Return, from the data below, each line that contains the word "start".

(Data about app and page elements)
++++++++++
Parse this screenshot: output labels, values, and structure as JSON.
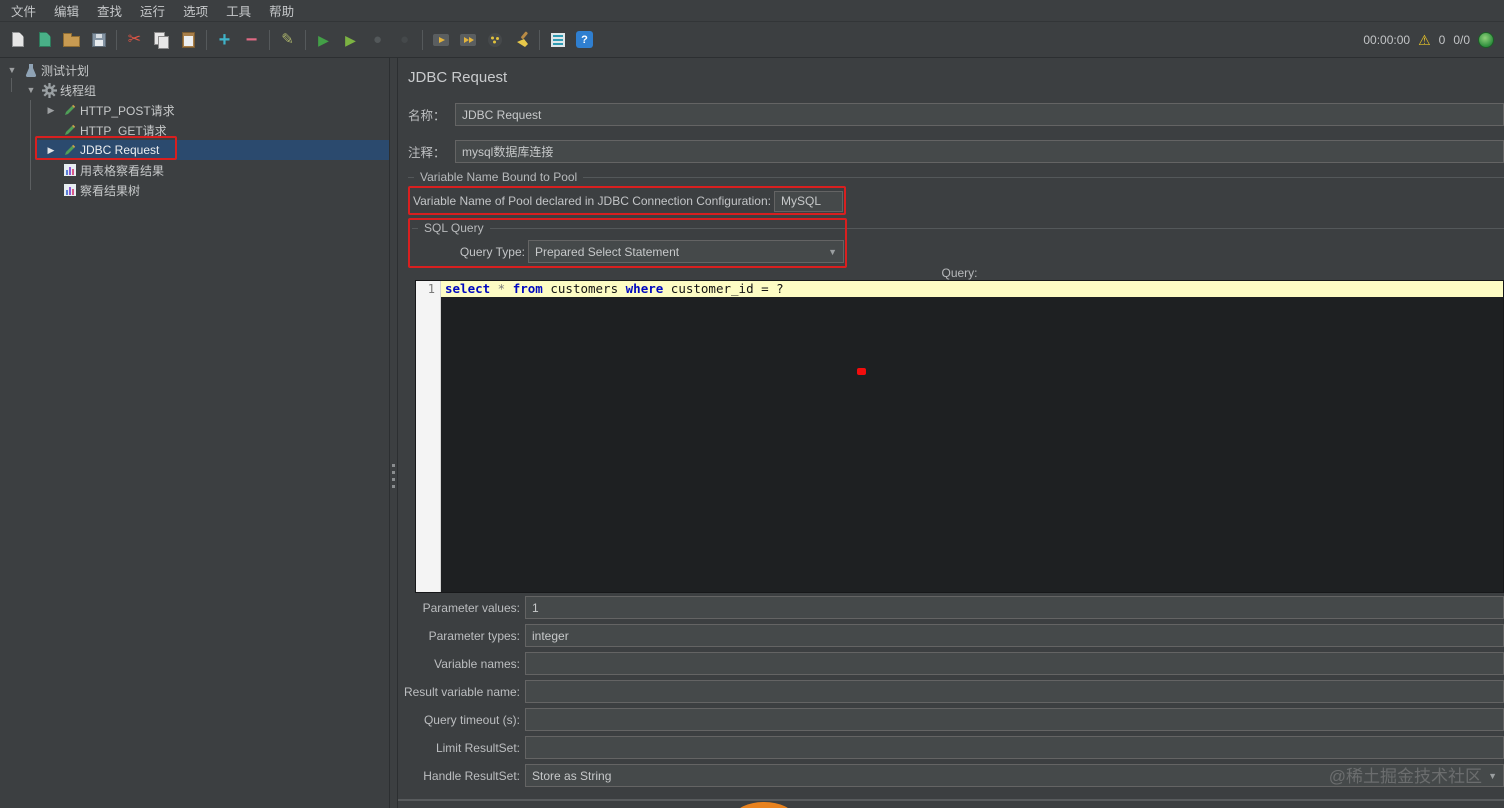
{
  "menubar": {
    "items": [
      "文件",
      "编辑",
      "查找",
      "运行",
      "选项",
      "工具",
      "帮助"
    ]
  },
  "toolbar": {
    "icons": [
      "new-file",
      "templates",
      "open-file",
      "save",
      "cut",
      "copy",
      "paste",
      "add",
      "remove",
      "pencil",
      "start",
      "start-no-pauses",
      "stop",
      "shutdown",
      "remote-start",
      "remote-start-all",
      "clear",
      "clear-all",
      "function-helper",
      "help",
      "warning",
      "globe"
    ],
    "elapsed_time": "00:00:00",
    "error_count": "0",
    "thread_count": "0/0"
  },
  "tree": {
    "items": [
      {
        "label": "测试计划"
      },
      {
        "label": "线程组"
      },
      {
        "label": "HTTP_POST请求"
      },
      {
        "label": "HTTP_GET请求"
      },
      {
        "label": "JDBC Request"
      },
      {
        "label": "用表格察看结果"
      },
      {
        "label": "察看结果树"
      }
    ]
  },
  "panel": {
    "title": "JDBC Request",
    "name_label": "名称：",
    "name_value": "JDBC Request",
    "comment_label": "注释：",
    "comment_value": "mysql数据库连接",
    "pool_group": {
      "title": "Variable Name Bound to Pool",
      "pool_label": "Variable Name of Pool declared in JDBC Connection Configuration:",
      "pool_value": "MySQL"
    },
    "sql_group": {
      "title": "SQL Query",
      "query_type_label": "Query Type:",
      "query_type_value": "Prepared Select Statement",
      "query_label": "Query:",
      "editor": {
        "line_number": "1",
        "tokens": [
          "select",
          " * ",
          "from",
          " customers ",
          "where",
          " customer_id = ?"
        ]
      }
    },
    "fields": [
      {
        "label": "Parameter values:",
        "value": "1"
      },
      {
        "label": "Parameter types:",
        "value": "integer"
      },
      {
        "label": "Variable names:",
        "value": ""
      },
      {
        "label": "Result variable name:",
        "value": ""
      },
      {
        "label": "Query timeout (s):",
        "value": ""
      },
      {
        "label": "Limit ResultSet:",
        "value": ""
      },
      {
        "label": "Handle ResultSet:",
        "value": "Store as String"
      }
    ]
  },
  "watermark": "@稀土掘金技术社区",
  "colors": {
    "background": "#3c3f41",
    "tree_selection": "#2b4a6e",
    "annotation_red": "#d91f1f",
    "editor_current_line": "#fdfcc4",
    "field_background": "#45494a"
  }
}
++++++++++
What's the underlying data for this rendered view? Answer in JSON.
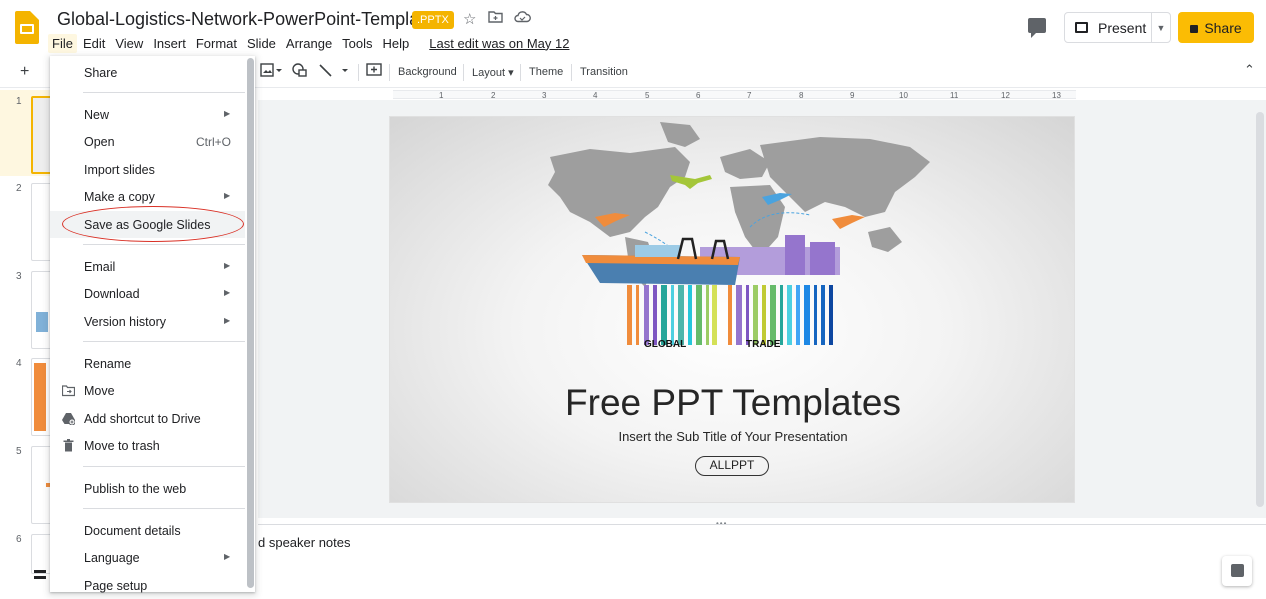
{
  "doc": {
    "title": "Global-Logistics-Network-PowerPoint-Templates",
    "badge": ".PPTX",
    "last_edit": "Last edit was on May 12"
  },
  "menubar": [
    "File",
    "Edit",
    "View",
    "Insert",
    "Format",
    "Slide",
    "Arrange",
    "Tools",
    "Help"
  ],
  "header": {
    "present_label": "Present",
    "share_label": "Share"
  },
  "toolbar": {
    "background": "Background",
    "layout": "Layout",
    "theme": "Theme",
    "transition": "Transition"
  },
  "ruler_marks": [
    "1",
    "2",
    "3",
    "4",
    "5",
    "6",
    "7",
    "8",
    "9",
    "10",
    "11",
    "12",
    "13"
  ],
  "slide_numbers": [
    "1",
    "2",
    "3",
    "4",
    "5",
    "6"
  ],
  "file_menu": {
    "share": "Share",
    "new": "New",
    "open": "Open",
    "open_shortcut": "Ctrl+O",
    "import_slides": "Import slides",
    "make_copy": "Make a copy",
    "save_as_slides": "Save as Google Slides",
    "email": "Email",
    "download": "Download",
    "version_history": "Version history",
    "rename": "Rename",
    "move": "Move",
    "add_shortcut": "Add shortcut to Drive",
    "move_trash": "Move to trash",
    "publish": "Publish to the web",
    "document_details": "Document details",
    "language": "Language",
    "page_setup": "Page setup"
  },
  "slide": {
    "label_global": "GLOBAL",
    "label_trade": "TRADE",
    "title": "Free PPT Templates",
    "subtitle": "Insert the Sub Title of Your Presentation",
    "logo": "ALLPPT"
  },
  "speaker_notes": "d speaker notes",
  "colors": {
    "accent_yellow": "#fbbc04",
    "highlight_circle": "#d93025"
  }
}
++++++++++
Solution to this task -
      "start",
      "start-no-pauses",
      "remote-start",
      "remote-start-all",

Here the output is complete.